Afterward, you post the debited amount to the dividends issued. Next, the amount deducted from your retained earnings is recorded as a line item on your balance sheet. In daily business operations, it’s essential to know whether an account should be debited or credited. The easiest way to understand this is to think of the accounting equation and remember what type of account you are dealing with.
- In the long run, such initiatives may lead to better returns for the company shareholders instead of those gained from dividend payouts.
- Examples of these items include sales revenue, cost of goods sold, depreciation, and other operating expenses.
- The money not paid to shareholders counts as retained earnings.
- This is because they were able to cover their cost of goods sold and other operational expenses, pay dividends and still have some amount leftover that can be referred to as retained earnings.
- Cash dividends represent a cash outflow and are recorded as reductions in the cash account.
- If a company’s earnings are negative, the company has incurred losses from its operations.
That is why the retained earnings account shows up under the owner’s equity on the balance sheet. It’s what is left if you use the company’s assets to pay off all of the company’s liabilities. Retained earnings are a type of equity and are therefore reported in the shareholders’ equity section of the balance sheet.
Let’s look at depreciation in the first year of purchasing our big machine. Expenses include items such as cost of administrative salaries (lawyers, finance, human resources), as well as building rent, lighting, water, and other overhead charges. To analyze the ratios, look for a sequential increase in any of the ratios. If any increase substantially either YOY or by quarter, you could have aggressive revenue recognition on your hands. Even famed entrepreneur Phil Knight, the founder of Nike, cut his teeth as an accountant and had the lesson of “equity, equity, equity” drilled into his head as he ran his first company.
Likewise, an increase in sales is a credit to the revenue line item statement. So now we should understand the “Available Capital” represents the ownership stake in (and claims to) the business. We could also think of it as the “Owner’s Investment”, money put in as an investment into the business in order for an ownership claim on future profits.
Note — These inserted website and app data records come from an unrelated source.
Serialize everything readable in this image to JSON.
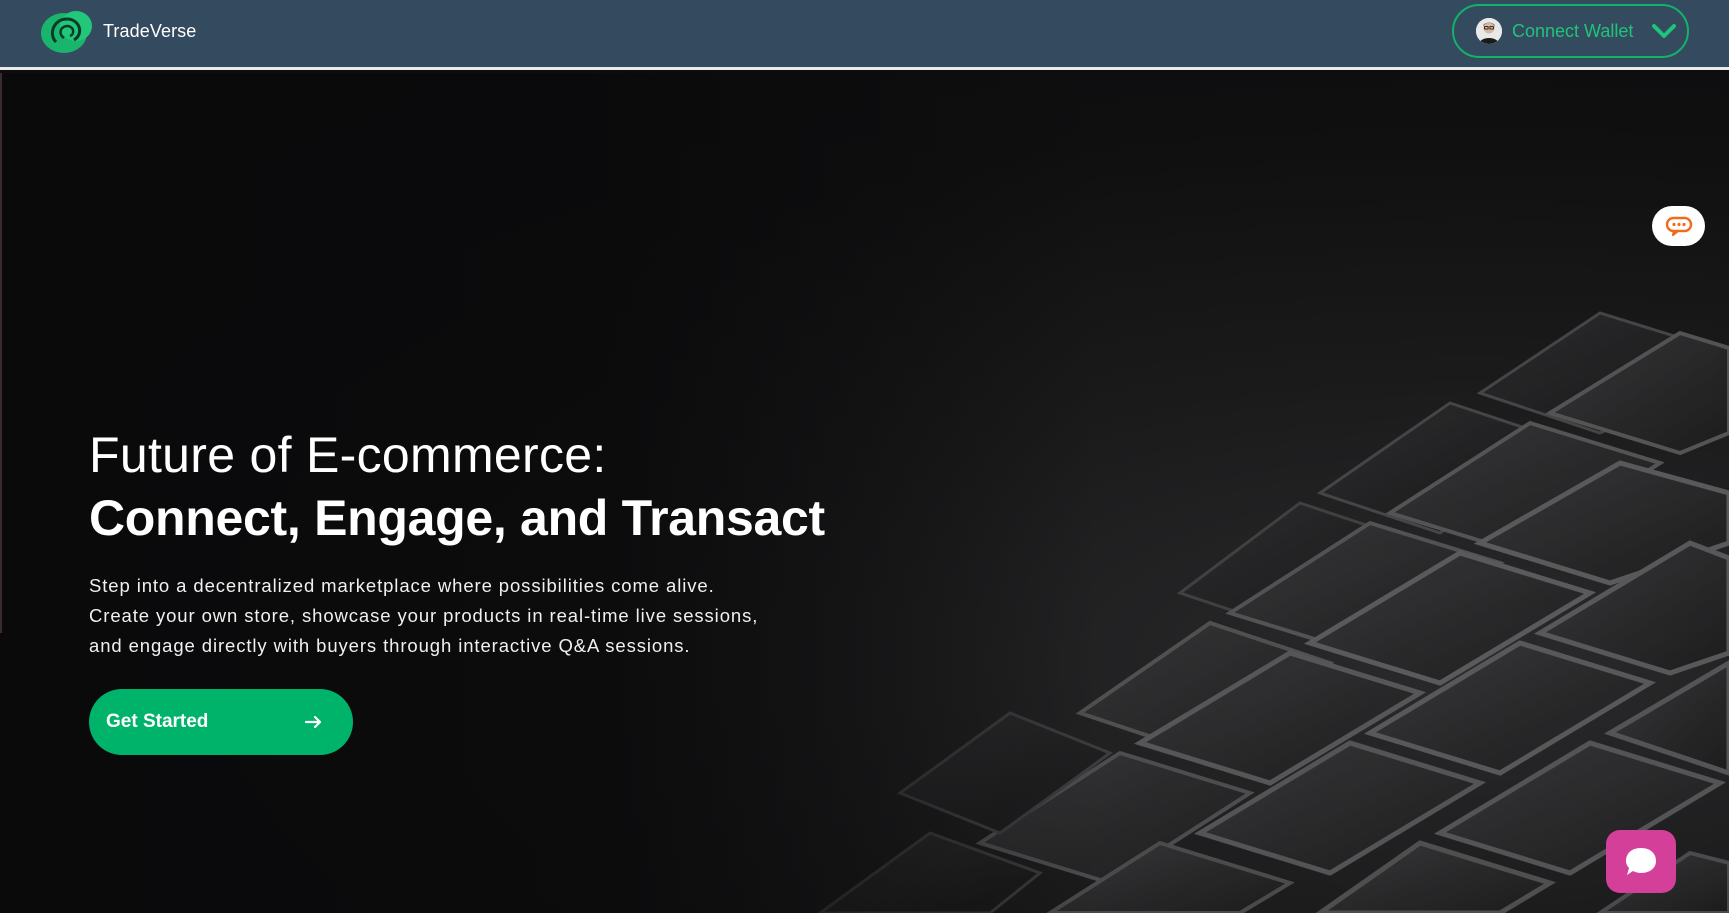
{
  "header": {
    "brand_name": "TradeVerse",
    "wallet_button_label": "Connect Wallet"
  },
  "hero": {
    "headline_line1": "Future of E-commerce:",
    "headline_line2": "Connect, Engage, and Transact",
    "description_lines": [
      "Step into a decentralized marketplace where possibilities come alive.",
      "Create your own store, showcase your products in real-time live sessions,",
      "and engage directly with buyers through interactive Q&A sessions."
    ],
    "cta_label": "Get Started"
  },
  "icons": {
    "logo": "tradeverse-logo-icon",
    "avatar": "user-avatar-icon",
    "dropdown": "chevron-down-icon",
    "cta_arrow": "arrow-right-icon",
    "assistant": "chat-assistant-icon",
    "chat": "chat-bubble-icon"
  },
  "colors": {
    "header_bg": "#344a5e",
    "accent_green": "#00b36b",
    "wallet_text": "#1fc47a",
    "chat_launcher": "#d43f9a",
    "assistant_icon": "#f26b1d"
  }
}
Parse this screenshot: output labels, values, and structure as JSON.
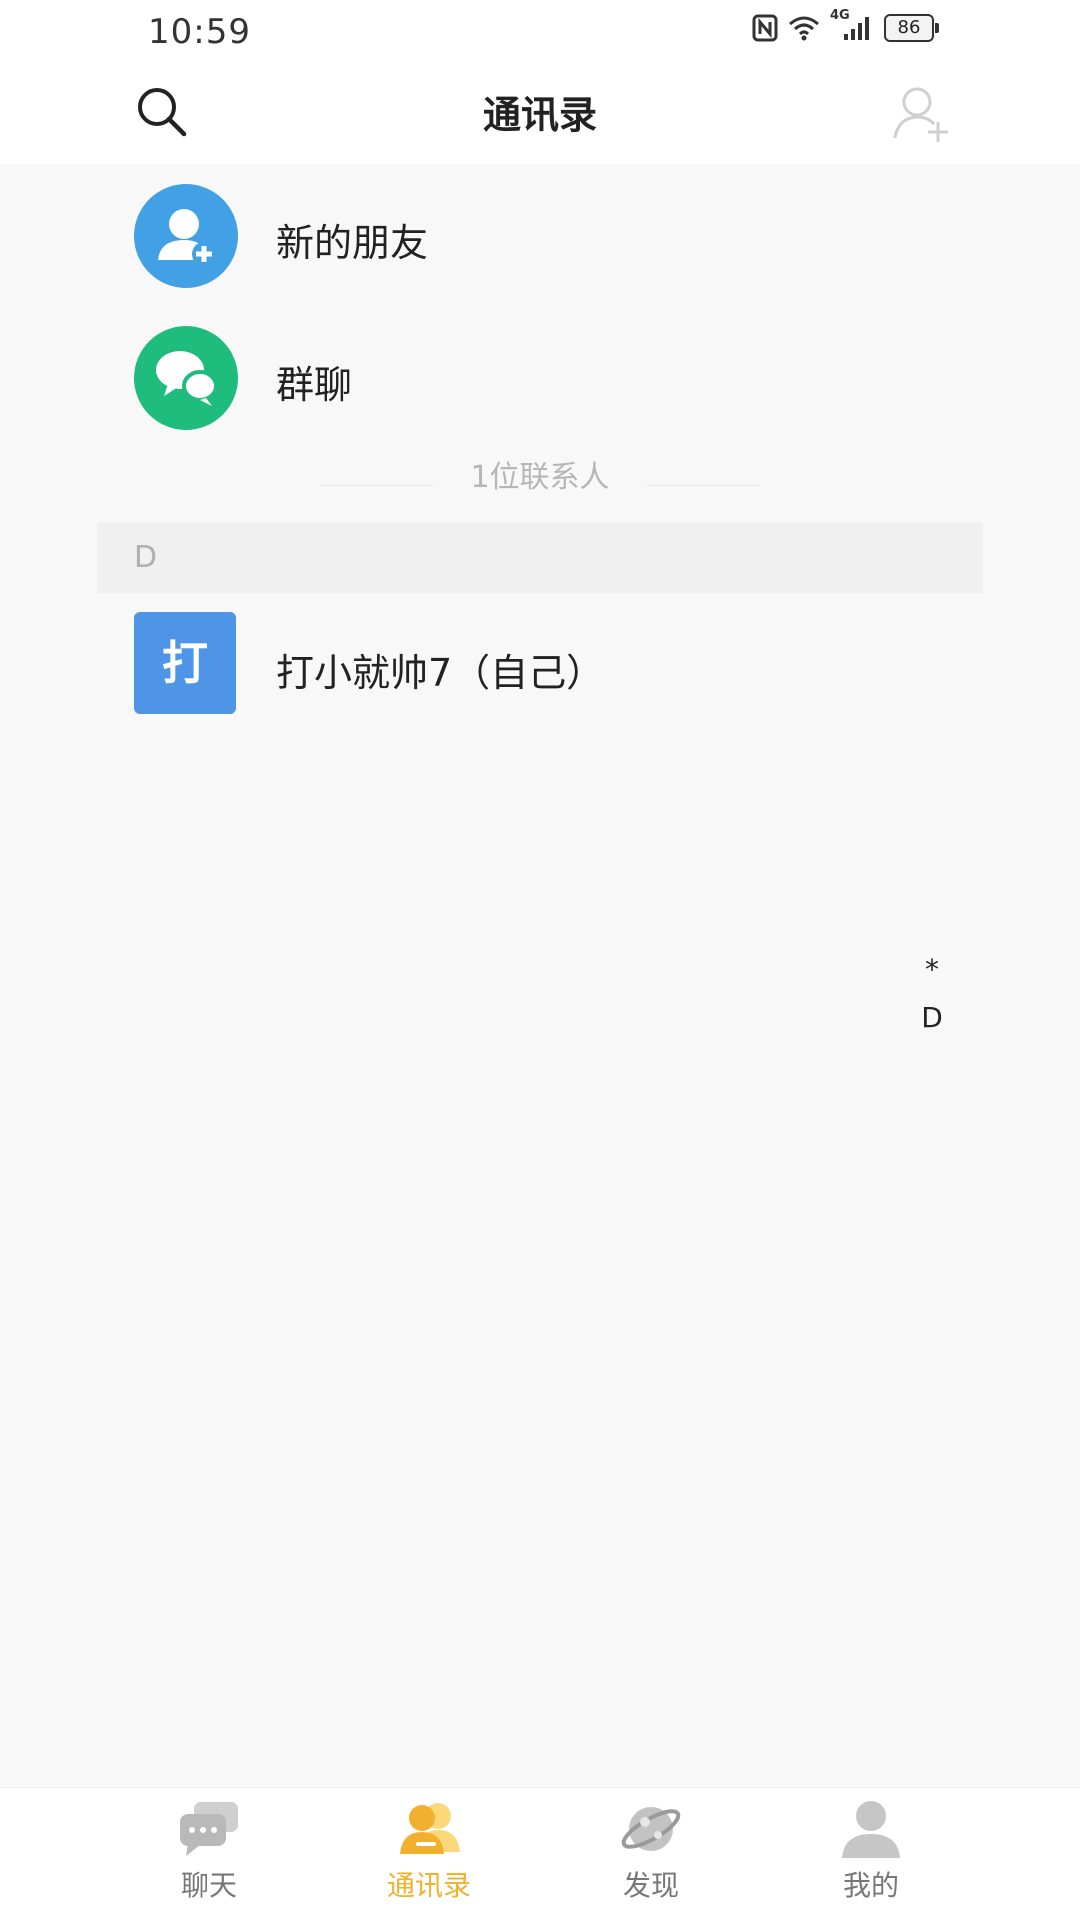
{
  "status_bar": {
    "time": "10:59",
    "battery": "86",
    "network": "4G"
  },
  "header": {
    "title": "通讯录",
    "search_icon": "search-icon",
    "add_friend_icon": "add-user-icon"
  },
  "entries": [
    {
      "label": "新的朋友",
      "icon": "add-user-icon",
      "color": "#42a0e4"
    },
    {
      "label": "群聊",
      "icon": "chat-bubbles-icon",
      "color": "#1ebd7d"
    }
  ],
  "contact_count": "1位联系人",
  "sections": [
    {
      "letter": "D",
      "contacts": [
        {
          "avatar_text": "打",
          "name": "打小就帅7（自己）",
          "avatar_color": "#4e95e8"
        }
      ]
    }
  ],
  "index_bar": [
    "*",
    "D"
  ],
  "bottom_nav": {
    "active": "contacts",
    "items": [
      {
        "key": "chat",
        "label": "聊天",
        "icon": "chat-icon"
      },
      {
        "key": "contacts",
        "label": "通讯录",
        "icon": "contacts-icon"
      },
      {
        "key": "discover",
        "label": "发现",
        "icon": "planet-icon"
      },
      {
        "key": "me",
        "label": "我的",
        "icon": "person-icon"
      }
    ]
  },
  "colors": {
    "accent": "#f0b12c",
    "inactive": "#777777"
  }
}
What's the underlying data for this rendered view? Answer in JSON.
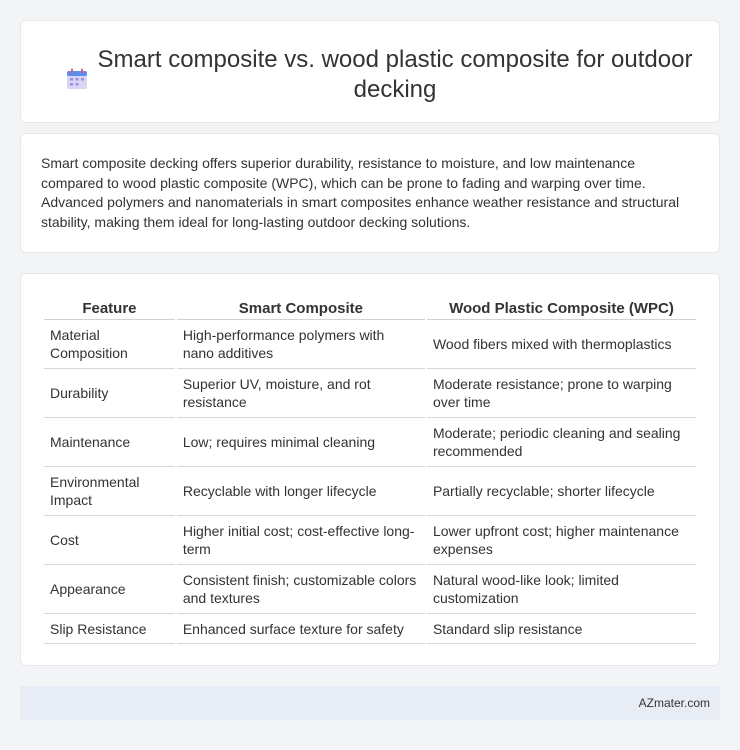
{
  "title": "Smart composite vs. wood plastic composite for outdoor decking",
  "intro": "Smart composite decking offers superior durability, resistance to moisture, and low maintenance compared to wood plastic composite (WPC), which can be prone to fading and warping over time. Advanced polymers and nanomaterials in smart composites enhance weather resistance and structural stability, making them ideal for long-lasting outdoor decking solutions.",
  "table": {
    "headers": [
      "Feature",
      "Smart Composite",
      "Wood Plastic Composite (WPC)"
    ],
    "rows": [
      [
        "Material Composition",
        "High-performance polymers with nano additives",
        "Wood fibers mixed with thermoplastics"
      ],
      [
        "Durability",
        "Superior UV, moisture, and rot resistance",
        "Moderate resistance; prone to warping over time"
      ],
      [
        "Maintenance",
        "Low; requires minimal cleaning",
        "Moderate; periodic cleaning and sealing recommended"
      ],
      [
        "Environmental Impact",
        "Recyclable with longer lifecycle",
        "Partially recyclable; shorter lifecycle"
      ],
      [
        "Cost",
        "Higher initial cost; cost-effective long-term",
        "Lower upfront cost; higher maintenance expenses"
      ],
      [
        "Appearance",
        "Consistent finish; customizable colors and textures",
        "Natural wood-like look; limited customization"
      ],
      [
        "Slip Resistance",
        "Enhanced surface texture for safety",
        "Standard slip resistance"
      ]
    ]
  },
  "footer": "AZmater.com",
  "icon": "calendar-icon"
}
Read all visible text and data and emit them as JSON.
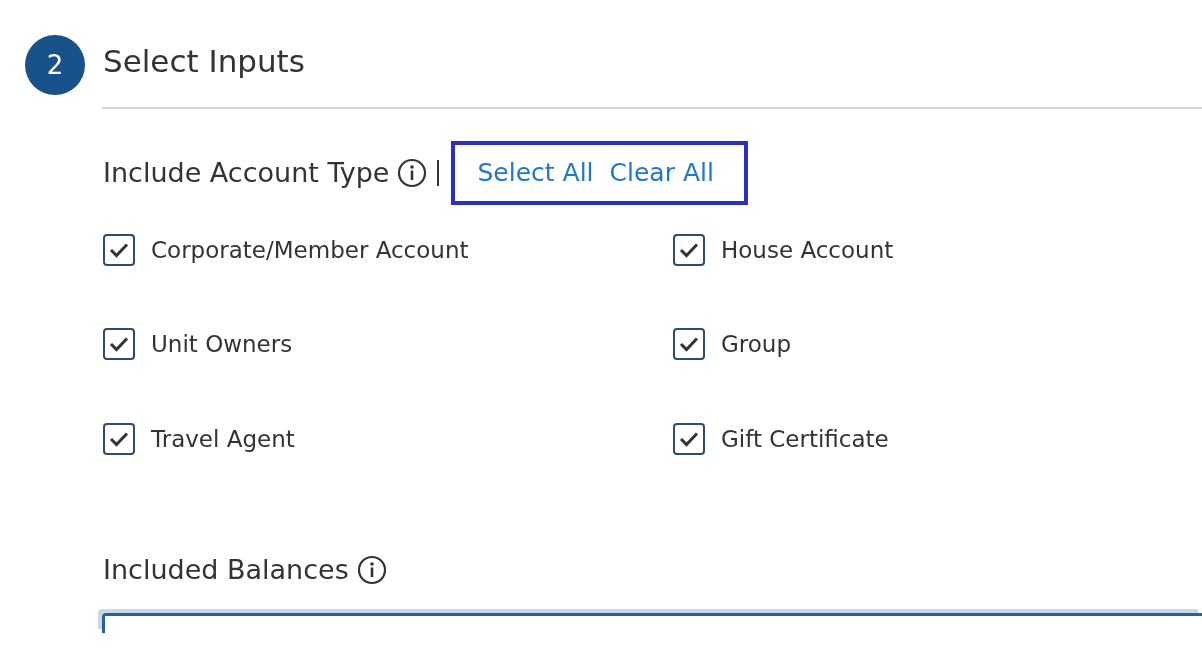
{
  "step": {
    "number": "2",
    "title": "Select Inputs"
  },
  "account_type": {
    "label": "Include Account Type",
    "actions": [
      "Select All",
      "Clear All"
    ],
    "highlighted": true,
    "options": [
      {
        "label": "Corporate/Member Account",
        "checked": true
      },
      {
        "label": "House Account",
        "checked": true
      },
      {
        "label": "Unit Owners",
        "checked": true
      },
      {
        "label": "Group",
        "checked": true
      },
      {
        "label": "Travel Agent",
        "checked": true
      },
      {
        "label": "Gift Certificate",
        "checked": true
      }
    ]
  },
  "included_balances": {
    "label": "Included Balances"
  }
}
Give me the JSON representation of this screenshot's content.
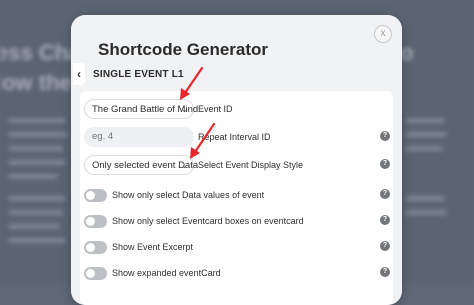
{
  "background": {
    "headings": [
      "ess Cha",
      "low the"
    ],
    "right_headings": [
      "o"
    ]
  },
  "modal": {
    "title": "Shortcode Generator",
    "close_glyph": "x",
    "back_glyph": "‹",
    "section_title": "SINGLE EVENT L1"
  },
  "fields": {
    "event_select": {
      "value": "The Grand Battle of Mind",
      "label": "Event ID",
      "chevron": "⌄"
    },
    "repeat_interval": {
      "placeholder": "eg. 4",
      "label": "Repeat Interval ID",
      "help": "?"
    },
    "display_style": {
      "value": "Only selected event Data",
      "label": "Select Event Display Style",
      "chevron": "⌄",
      "help": "?"
    }
  },
  "toggles": [
    {
      "label": "Show only select Data values of event",
      "help": "?",
      "state": "off"
    },
    {
      "label": "Show only select Eventcard boxes on eventcard",
      "help": "?",
      "state": "off"
    },
    {
      "label": "Show Event Excerpt",
      "help": "?",
      "state": "off"
    },
    {
      "label": "Show expanded eventCard",
      "help": "?",
      "state": "off"
    }
  ],
  "colors": {
    "annotation_arrow": "#e8262b",
    "toggle_off": "#bcc0c5",
    "help_icon": "#727579"
  }
}
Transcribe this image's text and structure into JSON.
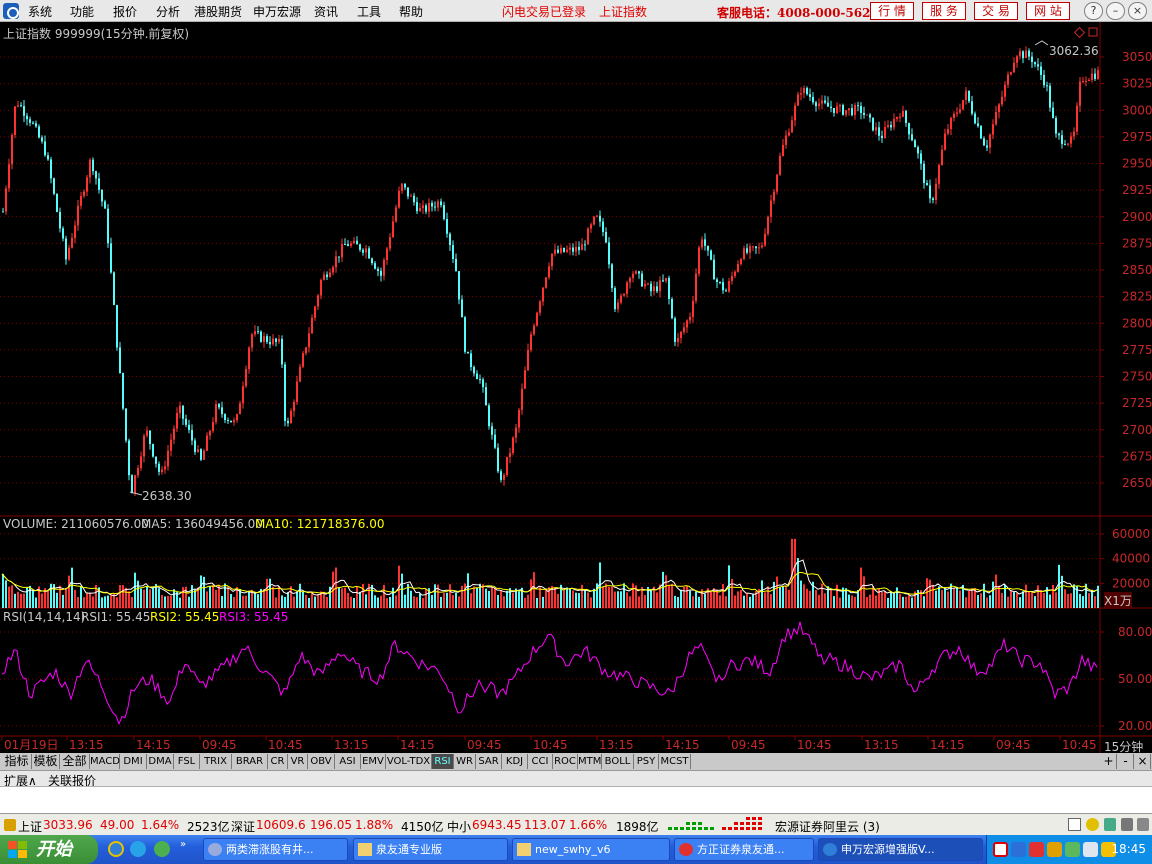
{
  "menubar": {
    "items": [
      "系统",
      "功能",
      "报价",
      "分析",
      "港股期货",
      "申万宏源",
      "资讯",
      "工具",
      "帮助"
    ],
    "status_login": "闪电交易已登录",
    "status_index": "上证指数",
    "hotline": "客服电话：4008-000-562",
    "quick_buttons": [
      "行 情",
      "服 务",
      "交 易",
      "网 站"
    ]
  },
  "chart": {
    "title": "上证指数 999999(15分钟.前复权)",
    "high_label": "3062.36",
    "low_label": "2638.30",
    "price_axis": [
      "3050",
      "3025",
      "3000",
      "2975",
      "2950",
      "2925",
      "2900",
      "2875",
      "2850",
      "2825",
      "2800",
      "2775",
      "2750",
      "2725",
      "2700",
      "2675",
      "2650"
    ],
    "volume": {
      "label_volume": "VOLUME: 211060576.00",
      "label_ma5": "MA5: 136049456.00",
      "label_ma10": "MA10: 121718376.00",
      "axis": [
        "60000",
        "40000",
        "20000"
      ],
      "unit": "X1万"
    },
    "rsi": {
      "label_main": "RSI(14,14,14)",
      "label_rsi1": "RSI1: 55.45",
      "label_rsi2": "RSI2: 55.45",
      "label_rsi3": "RSI3: 55.45",
      "axis": [
        "80.00",
        "50.00",
        "20.00"
      ]
    },
    "time_axis": [
      "01月19日",
      "13:15",
      "14:15",
      "09:45",
      "10:45",
      "13:15",
      "14:15",
      "09:45",
      "10:45",
      "13:15",
      "14:15",
      "09:45",
      "10:45",
      "13:15",
      "14:15",
      "09:45",
      "10:45"
    ],
    "period": "15分钟",
    "colors": {
      "up": "#ff3232",
      "down": "#54fcfc",
      "grid": "#800000",
      "rsi": "#ff00ff",
      "ma5": "#ffffff",
      "ma10": "#ffff00"
    }
  },
  "indicator_tabs": [
    "指标",
    "模板",
    "全部",
    "MACD",
    "DMI",
    "DMA",
    "FSL",
    "TRIX",
    "BRAR",
    "CR",
    "VR",
    "OBV",
    "ASI",
    "EMV",
    "VOL-TDX",
    "RSI",
    "WR",
    "SAR",
    "KDJ",
    "CCI",
    "ROC",
    "MTM",
    "BOLL",
    "PSY",
    "MCST"
  ],
  "active_indicator": "RSI",
  "zoom_buttons": [
    "+",
    "-",
    "×"
  ],
  "ext_row": [
    "扩展∧",
    "关联报价"
  ],
  "status_bar": {
    "sh_name": "上证",
    "sh_value": "3033.96",
    "sh_change": "49.00",
    "sh_pct": "1.64%",
    "sh_amount": "2523亿",
    "sz_name": "深证",
    "sz_value": "10609.6",
    "sz_change": "196.05",
    "sz_pct": "1.88%",
    "sz_amount": "4150亿",
    "zx_name": "中小",
    "zx_value": "6943.45",
    "zx_change": "113.07",
    "zx_pct": "1.66%",
    "zx_amount": "1898亿",
    "broker": "宏源证券阿里云 (3)"
  },
  "taskbar": {
    "start": "开始",
    "tasks": [
      "两类滞涨股有井...",
      "泉友通专业版",
      "new_swhy_v6",
      "方正证券泉友通...",
      "申万宏源增强版V..."
    ],
    "clock": "18:45"
  }
}
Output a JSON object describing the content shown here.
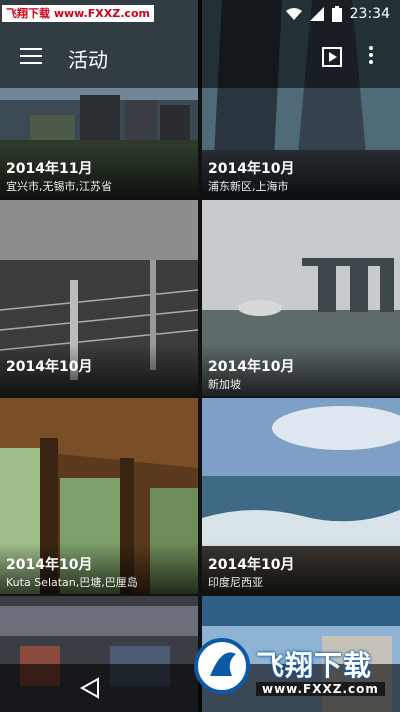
{
  "watermark": {
    "top_text": "飞翔下载 www.FXXZ.com",
    "bottom_text": "飞翔下载",
    "bottom_url": "www.FXXZ.com"
  },
  "status": {
    "time": "23:34"
  },
  "appbar": {
    "title": "活动",
    "menu_icon": "hamburger-menu-icon",
    "play_icon": "slideshow-play-icon",
    "more_icon": "more-vert-icon"
  },
  "tiles": [
    {
      "date": "2014年11月",
      "place": "宜兴市,无锡市,江苏省"
    },
    {
      "date": "2014年10月",
      "place": "浦东新区,上海市"
    },
    {
      "date": "2014年10月",
      "place": ""
    },
    {
      "date": "2014年10月",
      "place": "新加坡"
    },
    {
      "date": "2014年10月",
      "place": "Kuta Selatan,巴塘,巴厘岛"
    },
    {
      "date": "2014年10月",
      "place": "印度尼西亚"
    }
  ],
  "colors": {
    "accent": "#d0021b",
    "watermark_blue": "#0a5aa8"
  }
}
There’s 5 account groups of accounting, with 2 having “backwards” treatment of credits vs debits, and 3 having more intuitive treatment of credits vs debits. This information is educational, and is not an offer to sell or a solicitation of an offer to buy any security.
Management and Retained Earnings
If any expenses are increasing, this is also a debit, because expenses are a negative sign (-) in our 5 account types formula above. That’s right, which is why we have to go back to the basics of accounting in order to understand how deferred revenue flows through the financials. Of course, we should know that understanding the intricacies behind deferred revenue is of critical importance for financial statement analysis. Options trading entails significant risk and is not appropriate for all customers. Customers must read and understand the Characteristics and Risks of Standardized Options before engaging in any options trading strategies. Options transactions are often complex and may involve the potential of losing the entire investment in a relatively short period of time.
On top of that, retained earnings are ultimately the right of a company’s shareholders. Nonetheless, the accounting is similar to other deductions from the retained earnings balance. Once the transactions occur, companies will transfer the closing retained retained earnings normal balance earnings balance to the upcoming year. This balance will become the opening retained earnings balance. Other transactions may also decrease the retained earnings balance. Usually, these include special dividends that differ from the year-end allotments.